While earning his master’s degree at Akron, he was asked to teach a class.
“It was a life-changing moment,” Watson said. “I was unprepared for how much I enjoyed teaching college students. It didn’t take long to realize this path would lead me into higher education.”
During his professional and academic career, Watson has been fortunate to have many mentors. When he was an undergraduate at Pittsburg State University, Rob Gobetz, who had a career in radio before transitioning to academia, served as his adviser.
“He was always positive and encouraging, and I loved learning from him,” Watson said. “That was 25 years ago. Today he’s on faculty at the University of Indianapolis. We still keep in touch.”
In television, Watson learned a lot from Barbara Schroeder, a former anchor at WJRT-TV in Flint, Mich., where he worked as a news producer. She later anchored for KTTV, the Fox affiliate in Los Angeles and is now an independent film producer.
“She’s a real go-getter who has taught me a lot about taking chances and not being afraid to try new things,” Watson said.
While working on his doctorate at Kent State, Watson was influenced by Alan Rubin and Paul Haridakis. Gwyn Mellinger, former department chair of mass media and visual arts at Baker, continues to be a great friend and mentor to Watson.
“We speak frequently and I can’t imagine I’ll ever get to a point where I won’t find her guidance valuable,” Watson said.
Maintaining contact with mentors and media professionals has been beneficial for Watson while trying to keep pace with the challenges of changing technology and trends.
“Technology has changed media production and consumption in ways none of us could have imagined a few years ago,” Watson noted. “Advancements keep happening, so there’s no way to predict what we’ll be doing to produce media content a decade or two from now.”
Watson attends multiple conferences to stay on top of changes in the media field.

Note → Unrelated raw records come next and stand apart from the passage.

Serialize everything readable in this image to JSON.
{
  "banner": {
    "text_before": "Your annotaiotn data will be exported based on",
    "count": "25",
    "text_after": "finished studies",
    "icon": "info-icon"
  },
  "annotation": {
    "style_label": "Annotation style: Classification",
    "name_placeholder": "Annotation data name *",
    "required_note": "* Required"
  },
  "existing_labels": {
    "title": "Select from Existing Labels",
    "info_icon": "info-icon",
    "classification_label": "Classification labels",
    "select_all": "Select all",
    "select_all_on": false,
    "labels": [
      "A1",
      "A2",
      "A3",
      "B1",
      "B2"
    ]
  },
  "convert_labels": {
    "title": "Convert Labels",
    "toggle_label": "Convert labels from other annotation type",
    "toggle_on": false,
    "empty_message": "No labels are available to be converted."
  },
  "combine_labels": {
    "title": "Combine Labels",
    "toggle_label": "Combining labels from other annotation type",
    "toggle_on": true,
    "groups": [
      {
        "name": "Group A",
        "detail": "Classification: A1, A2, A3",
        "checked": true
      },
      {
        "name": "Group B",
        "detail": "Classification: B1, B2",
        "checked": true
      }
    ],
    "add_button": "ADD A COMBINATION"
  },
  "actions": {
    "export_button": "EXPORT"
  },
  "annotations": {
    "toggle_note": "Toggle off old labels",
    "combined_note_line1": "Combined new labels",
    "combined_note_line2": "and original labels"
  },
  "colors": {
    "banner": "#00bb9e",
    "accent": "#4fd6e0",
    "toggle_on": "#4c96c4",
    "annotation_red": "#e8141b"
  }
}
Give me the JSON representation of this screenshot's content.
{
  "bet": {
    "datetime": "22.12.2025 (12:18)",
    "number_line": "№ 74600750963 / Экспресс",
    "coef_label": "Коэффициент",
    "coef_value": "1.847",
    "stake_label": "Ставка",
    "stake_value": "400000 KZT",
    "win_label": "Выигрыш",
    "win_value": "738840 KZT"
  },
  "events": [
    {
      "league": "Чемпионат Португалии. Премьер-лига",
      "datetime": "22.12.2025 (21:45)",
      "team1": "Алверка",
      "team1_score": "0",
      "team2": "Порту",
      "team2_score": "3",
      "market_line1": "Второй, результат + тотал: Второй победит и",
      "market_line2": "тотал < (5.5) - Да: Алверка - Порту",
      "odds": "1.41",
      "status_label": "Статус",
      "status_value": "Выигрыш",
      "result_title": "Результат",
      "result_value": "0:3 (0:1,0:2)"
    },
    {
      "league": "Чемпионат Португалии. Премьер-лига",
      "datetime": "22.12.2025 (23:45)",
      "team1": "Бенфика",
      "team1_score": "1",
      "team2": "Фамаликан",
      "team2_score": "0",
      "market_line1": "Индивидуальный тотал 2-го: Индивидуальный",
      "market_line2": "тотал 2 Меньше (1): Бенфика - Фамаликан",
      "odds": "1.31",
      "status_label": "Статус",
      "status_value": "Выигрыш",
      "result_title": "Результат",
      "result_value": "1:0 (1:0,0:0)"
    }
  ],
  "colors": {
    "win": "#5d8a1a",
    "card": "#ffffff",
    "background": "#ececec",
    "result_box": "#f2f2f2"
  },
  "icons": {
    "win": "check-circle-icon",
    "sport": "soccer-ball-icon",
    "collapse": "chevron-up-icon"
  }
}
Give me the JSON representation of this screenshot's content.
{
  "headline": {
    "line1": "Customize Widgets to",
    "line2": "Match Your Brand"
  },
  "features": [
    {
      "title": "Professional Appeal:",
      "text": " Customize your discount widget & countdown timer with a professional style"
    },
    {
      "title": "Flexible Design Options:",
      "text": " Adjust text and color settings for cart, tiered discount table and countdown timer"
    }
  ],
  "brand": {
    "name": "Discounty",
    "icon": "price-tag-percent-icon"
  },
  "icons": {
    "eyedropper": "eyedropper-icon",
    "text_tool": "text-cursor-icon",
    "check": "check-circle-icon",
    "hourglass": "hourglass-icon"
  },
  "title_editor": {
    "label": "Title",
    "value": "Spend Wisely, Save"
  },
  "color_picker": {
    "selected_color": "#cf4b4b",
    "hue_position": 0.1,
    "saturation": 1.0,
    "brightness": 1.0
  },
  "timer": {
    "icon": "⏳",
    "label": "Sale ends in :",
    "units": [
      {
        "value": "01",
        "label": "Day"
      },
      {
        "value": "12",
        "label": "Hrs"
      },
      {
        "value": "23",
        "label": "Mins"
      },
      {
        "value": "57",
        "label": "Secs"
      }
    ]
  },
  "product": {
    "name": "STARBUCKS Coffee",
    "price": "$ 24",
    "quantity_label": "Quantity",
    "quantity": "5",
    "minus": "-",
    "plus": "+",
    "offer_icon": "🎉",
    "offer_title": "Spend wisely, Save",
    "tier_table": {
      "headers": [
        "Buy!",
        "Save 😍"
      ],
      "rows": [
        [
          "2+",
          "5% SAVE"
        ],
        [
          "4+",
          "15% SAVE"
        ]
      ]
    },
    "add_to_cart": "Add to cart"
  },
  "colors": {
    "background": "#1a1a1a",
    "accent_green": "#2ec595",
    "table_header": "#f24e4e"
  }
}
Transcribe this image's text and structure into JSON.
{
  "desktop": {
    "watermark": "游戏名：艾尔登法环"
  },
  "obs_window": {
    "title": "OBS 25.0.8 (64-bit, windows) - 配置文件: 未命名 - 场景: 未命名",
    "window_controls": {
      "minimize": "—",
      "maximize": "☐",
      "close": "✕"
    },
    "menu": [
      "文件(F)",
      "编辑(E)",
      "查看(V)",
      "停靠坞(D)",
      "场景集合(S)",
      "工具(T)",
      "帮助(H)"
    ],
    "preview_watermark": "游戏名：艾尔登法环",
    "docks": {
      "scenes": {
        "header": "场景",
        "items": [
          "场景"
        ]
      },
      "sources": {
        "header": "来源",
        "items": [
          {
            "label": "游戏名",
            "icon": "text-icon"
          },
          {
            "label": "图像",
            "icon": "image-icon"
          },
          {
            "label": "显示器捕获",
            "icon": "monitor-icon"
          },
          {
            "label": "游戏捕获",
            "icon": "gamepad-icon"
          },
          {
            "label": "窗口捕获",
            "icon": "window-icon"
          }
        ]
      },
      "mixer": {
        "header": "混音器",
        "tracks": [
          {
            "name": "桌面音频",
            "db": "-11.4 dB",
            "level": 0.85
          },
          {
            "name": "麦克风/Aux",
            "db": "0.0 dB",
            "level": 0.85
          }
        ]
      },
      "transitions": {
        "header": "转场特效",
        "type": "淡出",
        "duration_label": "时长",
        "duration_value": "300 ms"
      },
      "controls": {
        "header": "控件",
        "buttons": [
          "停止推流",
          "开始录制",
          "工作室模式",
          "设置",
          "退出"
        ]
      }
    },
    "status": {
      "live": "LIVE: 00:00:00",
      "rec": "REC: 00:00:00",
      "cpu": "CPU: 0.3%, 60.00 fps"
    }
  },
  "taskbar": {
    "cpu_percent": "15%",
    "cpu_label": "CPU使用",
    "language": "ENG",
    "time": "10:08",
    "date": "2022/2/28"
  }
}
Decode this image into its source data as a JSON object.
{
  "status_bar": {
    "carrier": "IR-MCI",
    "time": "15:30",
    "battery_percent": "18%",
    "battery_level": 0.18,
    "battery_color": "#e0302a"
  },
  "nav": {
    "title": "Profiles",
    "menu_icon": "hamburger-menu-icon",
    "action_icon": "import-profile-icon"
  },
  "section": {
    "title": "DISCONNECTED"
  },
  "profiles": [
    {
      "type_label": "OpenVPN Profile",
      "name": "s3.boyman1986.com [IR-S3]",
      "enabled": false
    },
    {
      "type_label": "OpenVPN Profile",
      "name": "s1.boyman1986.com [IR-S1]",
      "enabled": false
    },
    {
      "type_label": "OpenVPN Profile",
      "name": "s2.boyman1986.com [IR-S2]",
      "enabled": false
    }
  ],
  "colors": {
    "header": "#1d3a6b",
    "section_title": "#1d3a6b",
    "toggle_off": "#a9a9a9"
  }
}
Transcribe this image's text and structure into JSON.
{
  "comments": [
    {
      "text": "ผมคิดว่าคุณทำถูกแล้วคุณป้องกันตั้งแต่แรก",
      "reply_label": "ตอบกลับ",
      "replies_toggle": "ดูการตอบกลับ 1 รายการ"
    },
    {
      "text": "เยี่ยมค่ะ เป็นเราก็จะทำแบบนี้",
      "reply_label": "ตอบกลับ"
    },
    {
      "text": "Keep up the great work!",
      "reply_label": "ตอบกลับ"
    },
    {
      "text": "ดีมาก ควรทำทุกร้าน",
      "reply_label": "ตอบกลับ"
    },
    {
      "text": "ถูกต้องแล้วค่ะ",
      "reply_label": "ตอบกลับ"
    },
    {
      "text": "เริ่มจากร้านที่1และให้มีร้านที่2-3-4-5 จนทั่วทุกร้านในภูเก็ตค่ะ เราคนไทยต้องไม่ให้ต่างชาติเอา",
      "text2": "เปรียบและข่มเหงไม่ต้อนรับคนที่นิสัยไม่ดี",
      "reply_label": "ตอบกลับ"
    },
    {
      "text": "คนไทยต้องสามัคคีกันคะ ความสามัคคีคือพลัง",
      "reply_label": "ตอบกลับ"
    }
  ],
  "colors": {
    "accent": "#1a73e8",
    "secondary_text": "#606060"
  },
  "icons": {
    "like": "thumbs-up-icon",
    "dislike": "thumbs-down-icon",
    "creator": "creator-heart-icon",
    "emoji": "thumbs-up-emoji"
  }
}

“I read constantly to know what’s happening in the industry, and I am a full-time media consumer,” Watson said. “I consume an inordinate amount of television, radio, newspapers, magazines, and Internet content. I’m also pretty active on social media, which is a cornerstone of what media personnel need to know these days.”
As chair of the mass media department, Watson plays a key role in revising the curriculum in fairly significant ways every few years.
“We have to ensure our students are getting what they’ll need to function as media professionals,” he said. “It’s a lot of work to stay on top of it all, but it’s also a lot of fun.”
Watson also enjoys “seeing the light bulb” go on when students finally “get it.”
“I love seeing my students develop a love for media and how it impacts our society, and it’s wonderful to watch them grow while they are at Baker,” he said. “I also appreciate the graduates who have become friends. I get together pretty often with a lot of my former students. I really cherish those relationships.”